▶ **Task directions**
Gather each line of the records where "volume" appears.

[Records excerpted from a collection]
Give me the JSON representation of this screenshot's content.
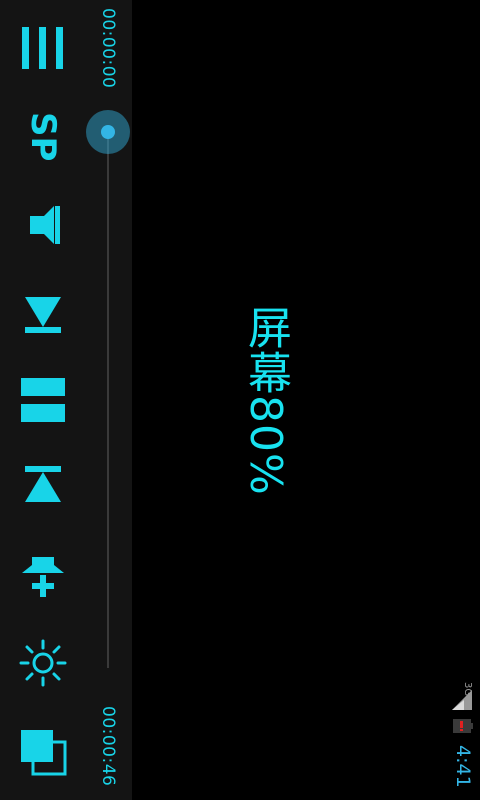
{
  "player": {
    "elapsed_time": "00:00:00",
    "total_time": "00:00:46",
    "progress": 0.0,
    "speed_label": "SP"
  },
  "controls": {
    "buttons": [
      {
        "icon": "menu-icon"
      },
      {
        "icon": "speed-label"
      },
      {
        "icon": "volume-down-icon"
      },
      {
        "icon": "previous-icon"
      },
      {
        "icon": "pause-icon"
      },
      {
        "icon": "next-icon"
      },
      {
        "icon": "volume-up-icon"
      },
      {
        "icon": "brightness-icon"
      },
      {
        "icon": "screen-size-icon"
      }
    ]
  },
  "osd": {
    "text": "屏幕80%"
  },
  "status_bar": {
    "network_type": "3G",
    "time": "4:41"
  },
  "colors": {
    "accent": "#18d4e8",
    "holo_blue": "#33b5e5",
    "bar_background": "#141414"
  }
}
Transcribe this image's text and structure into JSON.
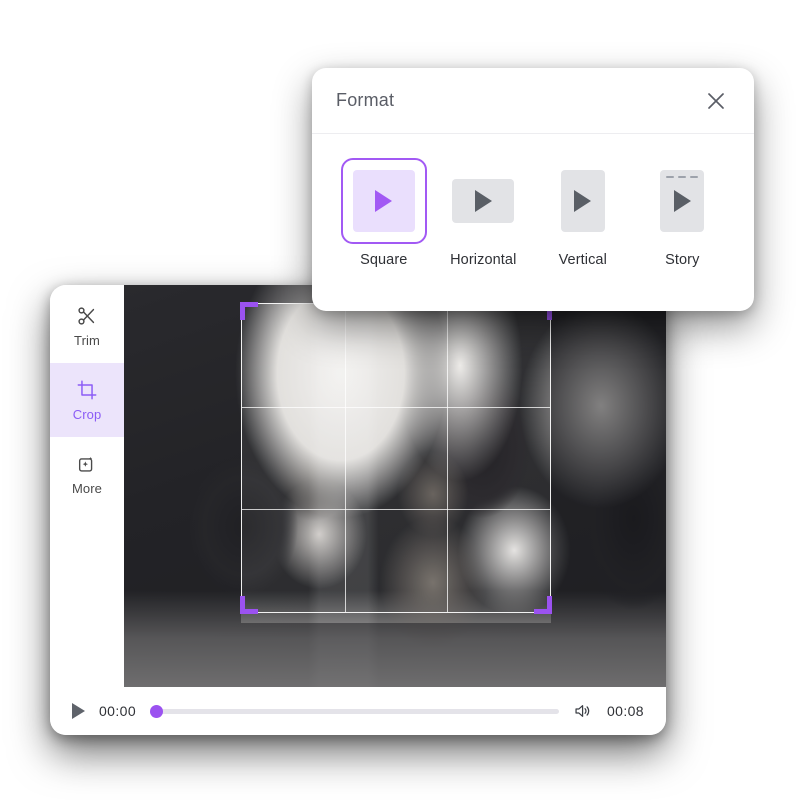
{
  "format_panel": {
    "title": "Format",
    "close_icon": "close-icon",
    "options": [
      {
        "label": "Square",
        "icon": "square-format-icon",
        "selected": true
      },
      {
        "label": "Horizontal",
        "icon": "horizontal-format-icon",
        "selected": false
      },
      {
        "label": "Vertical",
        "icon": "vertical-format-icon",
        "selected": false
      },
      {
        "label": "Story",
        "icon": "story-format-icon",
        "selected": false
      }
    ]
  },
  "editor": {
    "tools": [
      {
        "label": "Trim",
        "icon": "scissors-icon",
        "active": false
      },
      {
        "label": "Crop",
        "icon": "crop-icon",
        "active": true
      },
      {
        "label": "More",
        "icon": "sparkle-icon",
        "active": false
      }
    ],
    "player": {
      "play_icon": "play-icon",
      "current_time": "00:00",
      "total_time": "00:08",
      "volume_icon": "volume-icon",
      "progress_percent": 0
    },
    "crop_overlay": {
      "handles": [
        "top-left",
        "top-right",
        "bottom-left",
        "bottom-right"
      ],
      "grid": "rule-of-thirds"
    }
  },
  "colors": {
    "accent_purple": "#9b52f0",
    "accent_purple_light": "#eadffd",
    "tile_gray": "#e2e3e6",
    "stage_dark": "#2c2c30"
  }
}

▶ **Task solution**
        "icon": "volume-down-icon"
        "icon": "volume-up-icon"
      "volume_icon": "volume-icon",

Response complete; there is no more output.